=== Work item ===
Could you filter the material and copy every line where the word "innerPadding" occurs?
# # # # #
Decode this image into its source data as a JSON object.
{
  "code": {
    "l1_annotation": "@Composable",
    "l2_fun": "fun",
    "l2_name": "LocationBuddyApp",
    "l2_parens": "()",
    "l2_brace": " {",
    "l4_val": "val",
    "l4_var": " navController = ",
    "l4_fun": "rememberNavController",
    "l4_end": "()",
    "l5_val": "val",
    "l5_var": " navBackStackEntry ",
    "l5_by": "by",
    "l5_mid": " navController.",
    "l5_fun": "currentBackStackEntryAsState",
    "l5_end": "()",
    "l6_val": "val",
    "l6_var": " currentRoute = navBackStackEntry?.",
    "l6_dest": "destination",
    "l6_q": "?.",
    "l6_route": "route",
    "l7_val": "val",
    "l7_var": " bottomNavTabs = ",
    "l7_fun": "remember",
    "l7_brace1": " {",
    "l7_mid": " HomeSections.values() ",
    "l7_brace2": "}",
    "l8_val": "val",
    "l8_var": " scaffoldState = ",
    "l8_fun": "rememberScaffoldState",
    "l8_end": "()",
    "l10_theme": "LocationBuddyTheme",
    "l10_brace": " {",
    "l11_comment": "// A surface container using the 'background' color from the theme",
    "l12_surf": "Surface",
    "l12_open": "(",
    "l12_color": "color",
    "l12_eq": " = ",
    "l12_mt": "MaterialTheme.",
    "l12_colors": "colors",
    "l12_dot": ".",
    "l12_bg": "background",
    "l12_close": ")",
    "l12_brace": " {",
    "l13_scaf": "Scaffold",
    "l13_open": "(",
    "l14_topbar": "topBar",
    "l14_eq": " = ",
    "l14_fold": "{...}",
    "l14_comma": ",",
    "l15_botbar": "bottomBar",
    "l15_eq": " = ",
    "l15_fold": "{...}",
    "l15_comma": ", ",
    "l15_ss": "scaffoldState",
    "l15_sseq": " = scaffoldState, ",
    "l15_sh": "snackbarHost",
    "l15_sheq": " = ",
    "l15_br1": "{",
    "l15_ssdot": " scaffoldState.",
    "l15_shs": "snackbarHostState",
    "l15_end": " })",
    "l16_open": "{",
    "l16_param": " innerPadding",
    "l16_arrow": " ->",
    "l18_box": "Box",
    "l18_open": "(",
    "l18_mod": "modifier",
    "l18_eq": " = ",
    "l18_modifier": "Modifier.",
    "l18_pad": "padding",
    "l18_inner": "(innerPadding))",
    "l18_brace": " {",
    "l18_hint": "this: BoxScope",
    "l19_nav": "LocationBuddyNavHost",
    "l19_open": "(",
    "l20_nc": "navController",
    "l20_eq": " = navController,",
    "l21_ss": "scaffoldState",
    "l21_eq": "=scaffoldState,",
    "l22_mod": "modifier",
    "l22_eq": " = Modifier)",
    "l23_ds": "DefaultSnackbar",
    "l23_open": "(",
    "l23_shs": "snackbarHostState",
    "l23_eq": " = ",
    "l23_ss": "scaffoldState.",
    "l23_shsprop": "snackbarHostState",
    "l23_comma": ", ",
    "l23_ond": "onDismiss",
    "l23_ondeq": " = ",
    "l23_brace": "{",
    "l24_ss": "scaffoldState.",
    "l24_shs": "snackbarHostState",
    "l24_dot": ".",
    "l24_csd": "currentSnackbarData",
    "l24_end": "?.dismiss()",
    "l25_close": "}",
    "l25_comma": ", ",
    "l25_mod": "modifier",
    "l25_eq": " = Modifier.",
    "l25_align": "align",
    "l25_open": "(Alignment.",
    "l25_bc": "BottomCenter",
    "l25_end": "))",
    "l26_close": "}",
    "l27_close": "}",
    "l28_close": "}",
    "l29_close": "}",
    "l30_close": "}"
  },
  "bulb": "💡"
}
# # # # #
=== Answer section ===
    "l16_param": " innerPadding",
    "l18_inner": "(innerPadding))",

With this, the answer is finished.